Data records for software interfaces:
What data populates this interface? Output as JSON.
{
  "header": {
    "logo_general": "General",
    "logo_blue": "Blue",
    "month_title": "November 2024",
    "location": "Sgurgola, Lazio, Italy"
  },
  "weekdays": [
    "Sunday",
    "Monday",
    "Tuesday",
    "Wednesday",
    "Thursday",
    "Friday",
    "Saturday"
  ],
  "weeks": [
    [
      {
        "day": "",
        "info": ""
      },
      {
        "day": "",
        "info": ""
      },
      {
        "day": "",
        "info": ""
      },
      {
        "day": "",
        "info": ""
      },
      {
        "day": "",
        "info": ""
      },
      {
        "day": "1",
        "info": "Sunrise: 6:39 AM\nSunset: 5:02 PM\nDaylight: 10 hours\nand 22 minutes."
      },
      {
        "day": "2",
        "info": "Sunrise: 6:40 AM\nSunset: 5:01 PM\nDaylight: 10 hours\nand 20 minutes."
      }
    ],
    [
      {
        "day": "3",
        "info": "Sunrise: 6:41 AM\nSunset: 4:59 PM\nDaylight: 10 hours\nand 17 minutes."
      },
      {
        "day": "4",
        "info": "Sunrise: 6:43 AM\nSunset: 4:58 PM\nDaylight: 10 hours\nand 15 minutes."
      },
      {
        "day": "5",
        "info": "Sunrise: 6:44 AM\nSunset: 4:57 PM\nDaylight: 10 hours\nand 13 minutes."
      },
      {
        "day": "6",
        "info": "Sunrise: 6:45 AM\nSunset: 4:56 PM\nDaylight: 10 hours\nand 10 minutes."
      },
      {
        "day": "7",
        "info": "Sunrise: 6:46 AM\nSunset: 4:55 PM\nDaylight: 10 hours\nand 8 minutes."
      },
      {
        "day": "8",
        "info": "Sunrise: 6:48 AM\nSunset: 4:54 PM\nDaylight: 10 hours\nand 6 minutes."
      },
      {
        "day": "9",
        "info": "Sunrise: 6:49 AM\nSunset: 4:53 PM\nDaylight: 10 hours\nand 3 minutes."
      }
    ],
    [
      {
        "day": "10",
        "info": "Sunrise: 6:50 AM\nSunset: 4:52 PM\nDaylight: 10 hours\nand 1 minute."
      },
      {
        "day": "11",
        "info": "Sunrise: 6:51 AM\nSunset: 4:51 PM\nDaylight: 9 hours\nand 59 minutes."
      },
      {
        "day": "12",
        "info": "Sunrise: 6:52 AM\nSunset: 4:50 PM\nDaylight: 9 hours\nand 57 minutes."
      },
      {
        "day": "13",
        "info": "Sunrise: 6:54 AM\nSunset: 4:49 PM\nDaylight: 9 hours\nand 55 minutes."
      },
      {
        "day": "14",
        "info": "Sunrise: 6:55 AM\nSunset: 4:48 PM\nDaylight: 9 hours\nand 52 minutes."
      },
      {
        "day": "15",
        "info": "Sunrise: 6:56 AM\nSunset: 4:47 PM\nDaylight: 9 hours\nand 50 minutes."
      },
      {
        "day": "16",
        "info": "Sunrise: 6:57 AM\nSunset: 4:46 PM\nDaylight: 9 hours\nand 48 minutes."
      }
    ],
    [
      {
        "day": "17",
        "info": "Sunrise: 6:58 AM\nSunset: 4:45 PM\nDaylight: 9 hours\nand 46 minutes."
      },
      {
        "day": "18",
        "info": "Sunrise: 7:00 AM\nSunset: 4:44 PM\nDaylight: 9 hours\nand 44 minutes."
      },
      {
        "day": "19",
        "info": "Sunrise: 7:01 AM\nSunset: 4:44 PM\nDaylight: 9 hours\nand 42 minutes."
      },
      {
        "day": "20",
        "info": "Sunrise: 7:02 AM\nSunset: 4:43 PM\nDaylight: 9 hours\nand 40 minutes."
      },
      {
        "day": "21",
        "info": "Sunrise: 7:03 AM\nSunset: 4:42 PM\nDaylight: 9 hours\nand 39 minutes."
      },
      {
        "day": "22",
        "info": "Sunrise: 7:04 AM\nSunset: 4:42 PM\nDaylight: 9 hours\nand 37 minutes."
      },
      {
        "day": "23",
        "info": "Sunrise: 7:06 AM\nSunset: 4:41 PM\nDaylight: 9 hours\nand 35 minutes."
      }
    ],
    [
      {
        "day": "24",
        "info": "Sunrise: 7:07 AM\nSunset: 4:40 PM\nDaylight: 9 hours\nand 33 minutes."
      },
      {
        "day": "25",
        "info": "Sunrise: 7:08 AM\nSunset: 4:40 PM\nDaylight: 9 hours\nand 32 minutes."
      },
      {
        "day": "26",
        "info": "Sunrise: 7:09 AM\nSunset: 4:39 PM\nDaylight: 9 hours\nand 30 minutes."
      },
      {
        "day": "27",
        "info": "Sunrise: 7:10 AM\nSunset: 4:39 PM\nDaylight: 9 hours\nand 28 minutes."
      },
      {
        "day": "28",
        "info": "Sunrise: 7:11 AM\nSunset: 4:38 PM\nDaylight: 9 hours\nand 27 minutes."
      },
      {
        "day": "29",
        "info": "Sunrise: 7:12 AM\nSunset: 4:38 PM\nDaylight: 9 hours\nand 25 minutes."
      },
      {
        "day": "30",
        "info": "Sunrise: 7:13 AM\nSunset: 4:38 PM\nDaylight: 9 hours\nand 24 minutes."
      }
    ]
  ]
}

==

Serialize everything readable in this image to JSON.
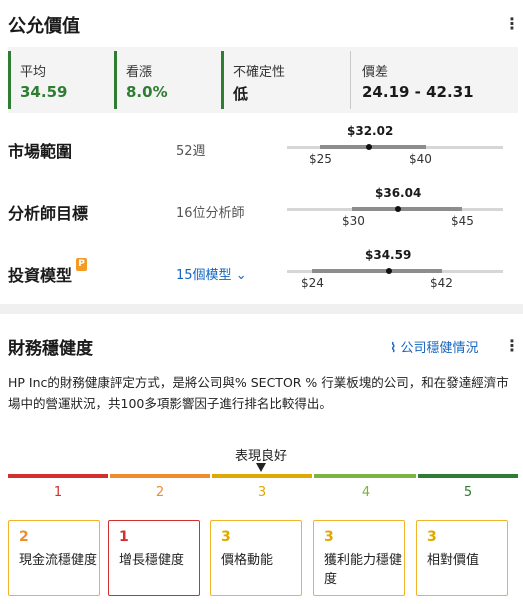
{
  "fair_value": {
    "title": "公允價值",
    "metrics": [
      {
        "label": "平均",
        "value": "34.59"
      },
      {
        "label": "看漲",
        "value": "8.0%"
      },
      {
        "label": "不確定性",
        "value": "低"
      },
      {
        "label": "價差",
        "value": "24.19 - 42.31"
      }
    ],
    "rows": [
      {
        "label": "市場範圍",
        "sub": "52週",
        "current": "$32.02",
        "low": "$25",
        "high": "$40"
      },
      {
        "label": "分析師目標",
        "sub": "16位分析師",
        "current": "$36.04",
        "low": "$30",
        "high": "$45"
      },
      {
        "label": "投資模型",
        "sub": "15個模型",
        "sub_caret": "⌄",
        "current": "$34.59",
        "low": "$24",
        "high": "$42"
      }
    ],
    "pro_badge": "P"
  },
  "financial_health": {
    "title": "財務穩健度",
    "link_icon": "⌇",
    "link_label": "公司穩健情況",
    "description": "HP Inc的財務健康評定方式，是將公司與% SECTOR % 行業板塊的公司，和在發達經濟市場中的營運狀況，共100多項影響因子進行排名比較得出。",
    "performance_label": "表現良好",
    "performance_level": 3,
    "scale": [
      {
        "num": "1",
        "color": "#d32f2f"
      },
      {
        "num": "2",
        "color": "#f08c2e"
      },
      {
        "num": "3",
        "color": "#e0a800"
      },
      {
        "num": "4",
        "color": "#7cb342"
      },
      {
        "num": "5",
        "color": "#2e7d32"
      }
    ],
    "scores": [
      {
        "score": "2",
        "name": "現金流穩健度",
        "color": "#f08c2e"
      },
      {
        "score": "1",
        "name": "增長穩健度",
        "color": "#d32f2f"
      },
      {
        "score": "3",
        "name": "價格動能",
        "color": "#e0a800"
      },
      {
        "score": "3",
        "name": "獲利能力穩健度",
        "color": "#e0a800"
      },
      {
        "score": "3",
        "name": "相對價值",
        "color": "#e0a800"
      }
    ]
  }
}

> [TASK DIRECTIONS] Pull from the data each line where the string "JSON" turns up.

> [RESPONSE TO THIS TASK]
What data populates this interface? Output as JSON.
Serialize everything readable in this image to JSON.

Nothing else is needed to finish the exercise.